One such decision would be resolving industrial unrest with the help of a new manpower minister, Nahed El-Ashry, who first starting rising through the ministry in 2006 under Hosni Mubarak and served in the ministry’s negotiations and collective bargaining department under Mohamed Morsi and the subsequent transitional government.
Some workers are unconvinced. Strikers in Mahalla and Cairo did not respond positively to the news of Ashry’s appointment.
Fayed claimed Ashry had a reputation of “short-changing workers” in her capacity as negotiations chief, something also stated by workers at Tanta Flax & Oil Company, where hundreds were fired after the firm was sold off to the private sector before operations halted. Ashry negotiated on behalf of the workers at the time. “Throughout negotiations, she was against the workers,” claims Tanta worker Gamal Osman. Workers accuse the new minister of forcing employees to resign or enter early retirement during the messy privatization at Tanta Flax. “I don’t know why the new cabinet chose her, unless they want to make it clear that they are against the workers.”
Aly Fatouh, a PTA bus driver and strike leader from Cairo, on the other hand, said that workers should “give the new government a chance” but admitted Ashry may not have been “the best choice.”
Either way, Ashry will perhaps look to shut down protests by handing out a reported EGP 9 billion, originally set aside under Beblawy’s cabinet for public sector workers’ minimum wage provisions. There are indications from the finance ministry that the original promise to public sector workers may not be delivered. On Wednesday, Mehleb visited Mahalla to promise workers they would receive the minimum wage – however, a reported two million workers have so far been excluded from the raise.
Even so, the government will also have to navigate its way round a growing range of industrial demands – delayed bonuses, better pay and conditions, the removal of allegedly corrupt government and business leaders.
A career civil servant, Ashry is a very different pick to her predecessor – Kamal Abu Eita. Before taking his post, the leftist was regarded as a radical labor activist and leading advocate for independent trade unions in Egypt. In government, Abu Eita was still a “man of the square” (or so the ministry liked to say), despite claims he had sold out and failed to uphold workers’ rights. His departure could cost the government at a critical time.
If Egypt’s government genuinely intends to answer the demands of workers – and not just silence industrial unrest – it will need to do more than appeal to the patriotism of the Egyptian working-class. That means making concessions, entering negotiations in good faith and not resorting to old-style repression against workers.

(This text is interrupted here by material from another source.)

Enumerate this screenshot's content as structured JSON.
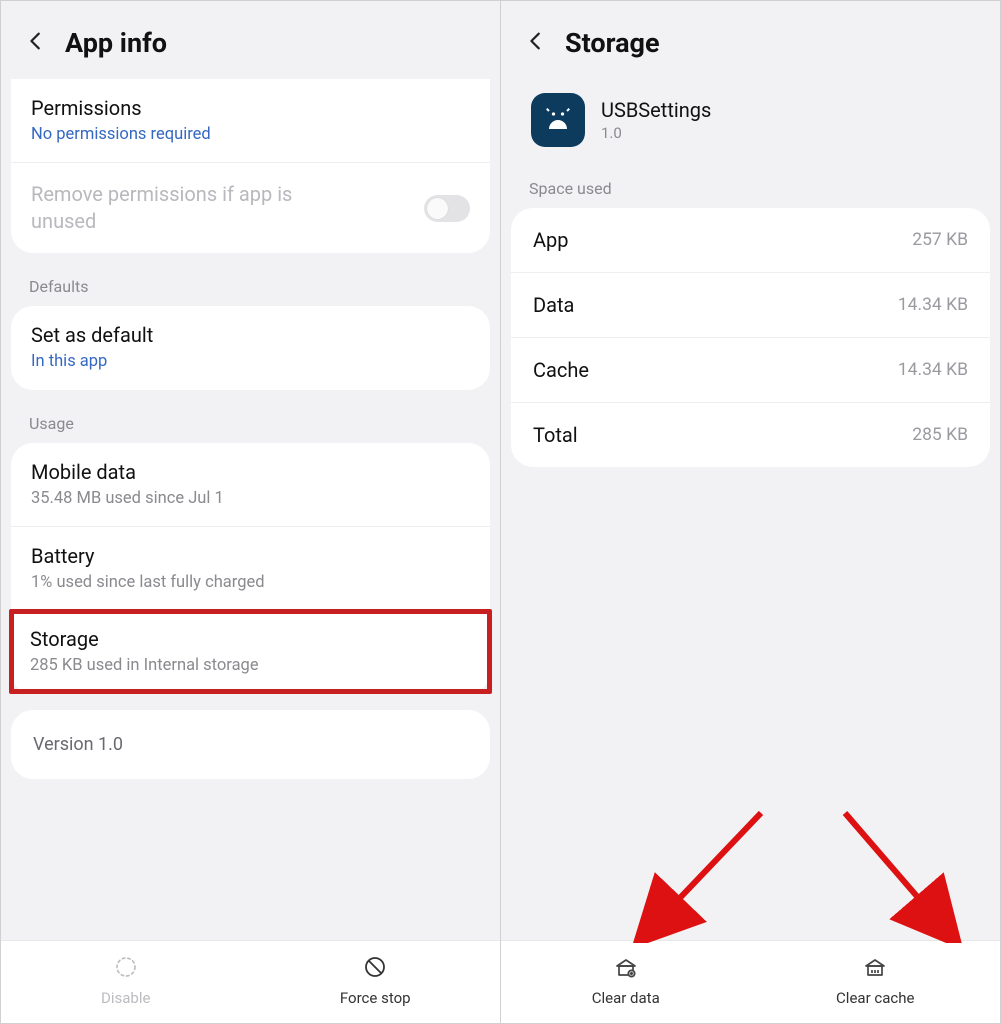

In short, Mehleb must do more than bans on bottled water.
Tom Rollins is a freelance journalist based in Cairo.